In societies like Ukraine and Russia, with high power distance scores, the opposite is true: leaders lead, through blood and iron if necessary, sacrificing peons while covering themselves in whatever medals are appropriate.

This is a huge reason why Westerners underestimate Putin. Were a Western leader to ever start a war that resulted in an economic crunch like Putin, they’d be ousted in the next election. But Russians do not see Putin’s failure to trade as a failure to lead; they see his decisive, bullet-ridden choices as clear attempts to stave off further Western encroachment.

This goes for leaders in Kiev, who, with the same scores, also have citizens who clamor for clear action against the Russian menace.

But Ukraine is fundamentally weaker than Russia. It could not hope to win a war against it in the open. But such political pressure explains the willingness to violate cease fires.

Two other scores are important: the low indulgence and individualism scores. Both societies do not value the individual over the group. Hence the willingness to fight what is, on an individual scale, a meaningless war, of value mostly only to the elites back in the capital. Both societies, as demonstrated by their indulgence scores, are willing to suffer along the way. Societies that have low scores here do not flinch as often in the face of hardship, valuing happiness less than other societies.

Thus a perfect storm: citizens who are willing to die and suffer while empowering remote, distant elites. It explains why Vladimir Putin has not suffered electorally despite the costs of the Ukraine war. Body bags home don’t have the same electoral effect for either side. To give in will prove that the elite cannot provide the security they must and will doubtless topple them from power. So Kiev and Moscow build trenches and threaten one another.

The good news: both elites are wise enough to know an open war is a disaster

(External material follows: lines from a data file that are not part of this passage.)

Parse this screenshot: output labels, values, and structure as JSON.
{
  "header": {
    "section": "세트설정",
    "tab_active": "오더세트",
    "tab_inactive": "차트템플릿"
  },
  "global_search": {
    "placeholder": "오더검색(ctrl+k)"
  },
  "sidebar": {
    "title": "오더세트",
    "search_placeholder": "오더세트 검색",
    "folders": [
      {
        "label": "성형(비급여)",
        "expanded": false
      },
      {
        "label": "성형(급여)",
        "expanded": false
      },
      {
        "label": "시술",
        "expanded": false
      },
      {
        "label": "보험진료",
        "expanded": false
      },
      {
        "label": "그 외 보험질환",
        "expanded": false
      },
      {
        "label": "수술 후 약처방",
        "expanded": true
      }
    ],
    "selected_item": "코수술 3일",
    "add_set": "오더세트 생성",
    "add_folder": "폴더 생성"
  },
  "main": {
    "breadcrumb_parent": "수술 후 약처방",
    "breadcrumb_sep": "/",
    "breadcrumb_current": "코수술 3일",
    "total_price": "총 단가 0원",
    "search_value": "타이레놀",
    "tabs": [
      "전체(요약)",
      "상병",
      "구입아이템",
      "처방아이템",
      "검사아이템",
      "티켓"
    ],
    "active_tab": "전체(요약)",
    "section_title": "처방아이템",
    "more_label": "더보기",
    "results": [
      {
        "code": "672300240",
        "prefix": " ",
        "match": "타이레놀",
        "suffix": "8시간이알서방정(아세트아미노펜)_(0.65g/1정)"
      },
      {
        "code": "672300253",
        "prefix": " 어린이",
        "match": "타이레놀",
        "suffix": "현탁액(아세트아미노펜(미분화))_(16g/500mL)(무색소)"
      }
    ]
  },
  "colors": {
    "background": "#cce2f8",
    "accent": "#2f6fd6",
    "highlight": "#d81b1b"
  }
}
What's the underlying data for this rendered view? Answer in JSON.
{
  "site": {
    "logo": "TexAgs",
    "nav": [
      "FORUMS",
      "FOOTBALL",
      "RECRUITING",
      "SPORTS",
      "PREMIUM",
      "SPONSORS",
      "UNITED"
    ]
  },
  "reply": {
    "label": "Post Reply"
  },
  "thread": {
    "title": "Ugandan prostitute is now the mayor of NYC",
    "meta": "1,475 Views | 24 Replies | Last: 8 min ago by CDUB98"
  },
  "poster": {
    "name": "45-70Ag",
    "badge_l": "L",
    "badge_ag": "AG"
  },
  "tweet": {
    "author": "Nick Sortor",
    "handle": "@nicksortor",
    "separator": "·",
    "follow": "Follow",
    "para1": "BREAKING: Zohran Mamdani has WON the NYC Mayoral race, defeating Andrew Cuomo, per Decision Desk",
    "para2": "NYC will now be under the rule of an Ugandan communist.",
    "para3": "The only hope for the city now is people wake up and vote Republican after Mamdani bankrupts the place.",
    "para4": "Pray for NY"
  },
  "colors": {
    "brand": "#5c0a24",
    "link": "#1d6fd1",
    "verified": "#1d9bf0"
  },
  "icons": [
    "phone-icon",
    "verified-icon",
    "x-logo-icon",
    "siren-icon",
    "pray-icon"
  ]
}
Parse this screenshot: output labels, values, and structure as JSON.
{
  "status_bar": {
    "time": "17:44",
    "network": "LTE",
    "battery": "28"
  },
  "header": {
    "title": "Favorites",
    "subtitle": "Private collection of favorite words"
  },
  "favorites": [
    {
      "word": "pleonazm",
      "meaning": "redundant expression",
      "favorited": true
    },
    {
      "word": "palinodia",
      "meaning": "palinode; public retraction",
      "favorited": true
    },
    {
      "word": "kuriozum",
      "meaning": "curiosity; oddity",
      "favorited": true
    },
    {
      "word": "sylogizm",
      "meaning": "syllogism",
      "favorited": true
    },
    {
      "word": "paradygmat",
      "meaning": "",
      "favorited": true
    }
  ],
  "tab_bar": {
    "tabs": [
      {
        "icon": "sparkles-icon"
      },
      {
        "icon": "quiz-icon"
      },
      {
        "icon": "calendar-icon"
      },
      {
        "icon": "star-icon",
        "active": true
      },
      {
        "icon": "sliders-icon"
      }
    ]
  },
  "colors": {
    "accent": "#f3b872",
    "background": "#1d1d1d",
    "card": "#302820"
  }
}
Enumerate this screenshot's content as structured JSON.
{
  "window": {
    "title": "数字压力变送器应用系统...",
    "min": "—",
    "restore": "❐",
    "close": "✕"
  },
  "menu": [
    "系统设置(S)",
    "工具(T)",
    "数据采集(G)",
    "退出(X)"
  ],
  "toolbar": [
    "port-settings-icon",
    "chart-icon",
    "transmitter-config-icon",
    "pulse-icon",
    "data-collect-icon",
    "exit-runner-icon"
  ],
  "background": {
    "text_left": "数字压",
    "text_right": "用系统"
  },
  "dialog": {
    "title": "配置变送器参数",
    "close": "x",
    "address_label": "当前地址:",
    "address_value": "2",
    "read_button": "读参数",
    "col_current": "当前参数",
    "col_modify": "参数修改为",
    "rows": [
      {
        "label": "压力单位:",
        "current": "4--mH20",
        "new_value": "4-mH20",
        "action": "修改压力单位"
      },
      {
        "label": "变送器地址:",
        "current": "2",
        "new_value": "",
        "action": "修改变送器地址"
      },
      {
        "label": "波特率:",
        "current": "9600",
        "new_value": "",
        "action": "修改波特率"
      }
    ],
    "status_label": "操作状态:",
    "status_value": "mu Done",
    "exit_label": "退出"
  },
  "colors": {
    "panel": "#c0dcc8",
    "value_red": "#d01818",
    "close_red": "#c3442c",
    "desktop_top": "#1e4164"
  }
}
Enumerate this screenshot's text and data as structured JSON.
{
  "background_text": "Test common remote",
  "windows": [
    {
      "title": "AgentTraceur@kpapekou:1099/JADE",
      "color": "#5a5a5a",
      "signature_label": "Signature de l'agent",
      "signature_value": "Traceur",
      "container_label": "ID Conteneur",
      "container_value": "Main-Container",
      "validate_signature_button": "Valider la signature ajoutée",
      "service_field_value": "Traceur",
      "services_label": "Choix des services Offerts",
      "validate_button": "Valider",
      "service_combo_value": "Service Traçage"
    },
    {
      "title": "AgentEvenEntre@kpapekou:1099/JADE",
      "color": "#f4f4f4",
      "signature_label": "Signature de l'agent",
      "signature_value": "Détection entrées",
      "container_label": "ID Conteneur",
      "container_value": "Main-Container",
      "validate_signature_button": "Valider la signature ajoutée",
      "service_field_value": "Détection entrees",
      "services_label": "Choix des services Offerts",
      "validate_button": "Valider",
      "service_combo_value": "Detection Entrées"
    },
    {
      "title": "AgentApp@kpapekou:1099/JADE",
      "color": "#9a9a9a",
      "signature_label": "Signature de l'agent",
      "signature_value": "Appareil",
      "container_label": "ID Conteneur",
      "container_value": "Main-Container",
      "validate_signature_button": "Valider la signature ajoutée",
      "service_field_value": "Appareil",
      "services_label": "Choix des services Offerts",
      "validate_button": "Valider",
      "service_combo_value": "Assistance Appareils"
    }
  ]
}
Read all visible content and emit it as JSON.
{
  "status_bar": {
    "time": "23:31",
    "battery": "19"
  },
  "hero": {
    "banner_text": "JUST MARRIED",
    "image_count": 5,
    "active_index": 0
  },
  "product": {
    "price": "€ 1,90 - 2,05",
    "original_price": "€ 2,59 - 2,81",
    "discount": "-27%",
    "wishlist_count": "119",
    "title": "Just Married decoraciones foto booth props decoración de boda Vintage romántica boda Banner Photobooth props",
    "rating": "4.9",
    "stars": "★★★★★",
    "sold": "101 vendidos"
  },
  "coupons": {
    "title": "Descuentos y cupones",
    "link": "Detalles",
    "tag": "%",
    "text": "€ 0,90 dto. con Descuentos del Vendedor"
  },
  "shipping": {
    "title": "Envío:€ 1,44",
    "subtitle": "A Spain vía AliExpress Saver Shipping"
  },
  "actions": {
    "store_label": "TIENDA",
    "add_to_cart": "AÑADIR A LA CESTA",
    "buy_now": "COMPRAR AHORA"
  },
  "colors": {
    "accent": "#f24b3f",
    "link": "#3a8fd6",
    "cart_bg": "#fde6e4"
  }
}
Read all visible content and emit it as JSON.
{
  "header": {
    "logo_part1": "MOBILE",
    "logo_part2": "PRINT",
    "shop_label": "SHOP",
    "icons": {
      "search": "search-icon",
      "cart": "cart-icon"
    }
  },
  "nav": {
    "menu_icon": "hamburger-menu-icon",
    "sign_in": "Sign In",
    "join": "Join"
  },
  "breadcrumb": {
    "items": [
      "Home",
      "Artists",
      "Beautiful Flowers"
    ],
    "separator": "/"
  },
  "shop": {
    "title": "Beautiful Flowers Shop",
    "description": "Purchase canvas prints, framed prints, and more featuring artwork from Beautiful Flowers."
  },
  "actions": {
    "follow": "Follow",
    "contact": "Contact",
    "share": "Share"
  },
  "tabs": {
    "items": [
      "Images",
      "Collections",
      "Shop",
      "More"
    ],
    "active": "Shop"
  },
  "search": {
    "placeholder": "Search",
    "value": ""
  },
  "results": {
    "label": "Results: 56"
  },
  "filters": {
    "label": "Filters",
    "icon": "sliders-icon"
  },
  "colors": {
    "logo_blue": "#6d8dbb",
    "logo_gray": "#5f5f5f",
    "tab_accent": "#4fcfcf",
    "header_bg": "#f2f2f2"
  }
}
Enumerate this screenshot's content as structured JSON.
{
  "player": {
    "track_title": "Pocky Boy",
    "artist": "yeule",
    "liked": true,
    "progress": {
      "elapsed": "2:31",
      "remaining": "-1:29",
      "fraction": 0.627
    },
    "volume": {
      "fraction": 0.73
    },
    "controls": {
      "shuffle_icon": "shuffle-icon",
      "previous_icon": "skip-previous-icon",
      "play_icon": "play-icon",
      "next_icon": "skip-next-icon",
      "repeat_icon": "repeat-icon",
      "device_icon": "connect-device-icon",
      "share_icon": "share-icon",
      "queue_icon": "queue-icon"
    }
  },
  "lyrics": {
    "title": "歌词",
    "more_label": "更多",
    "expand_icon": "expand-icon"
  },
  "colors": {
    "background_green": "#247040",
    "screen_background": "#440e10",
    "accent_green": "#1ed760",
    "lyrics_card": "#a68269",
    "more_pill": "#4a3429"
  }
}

While doubtless Russia could roll into Kiev in a matter of weeks, to do so would invite a massed response from Europe, still the world’s most powerful continent, in alliance with the United States. It would empower Hillary Clinton in the American election while weakening the Kremlin favorite, Donald Trump. It could well rise up to nuclear war.

But even if it didn’t, once Russia was in Ukraine, it would be stuck occupying 45 million Ukrainian citizens. The United States couldn’t even manage far less populous Iraq. Should the West avoid nuclear war, it could readily arm a rebellion that would bleed the Russian military just as the Afghans did the Soviets. Being on the border with Romania and Poland, two NATO states, would make the job incredibly simpler.

Ukrainian elites, meanwhile, know they don’t have the West’s backing for a full offensive, nor the army to do it. They prefer to wear down the Russian bear through sanctions and tit-for-tat bombings without the escalation that could provoke Moscow to occupy the whole country.

Still, the cultural pressure to fight will remain strong. Neither side has an incentive to spare lives or reduce overall suffering; if anything, elites can get away with all sorts of abuse before they’re reigned in by their own people.

Such societies are the cornerstone of conflict. Thankfully, human culture is not monolithic: it changes over time. As battles fail to yield results, cultures can shift and war weariness can set in.

Still, for the time being, we can expect further escalations that go just short of war in Donbas.

This story first appeared at Geopolitics Made Super, August 18, 2016.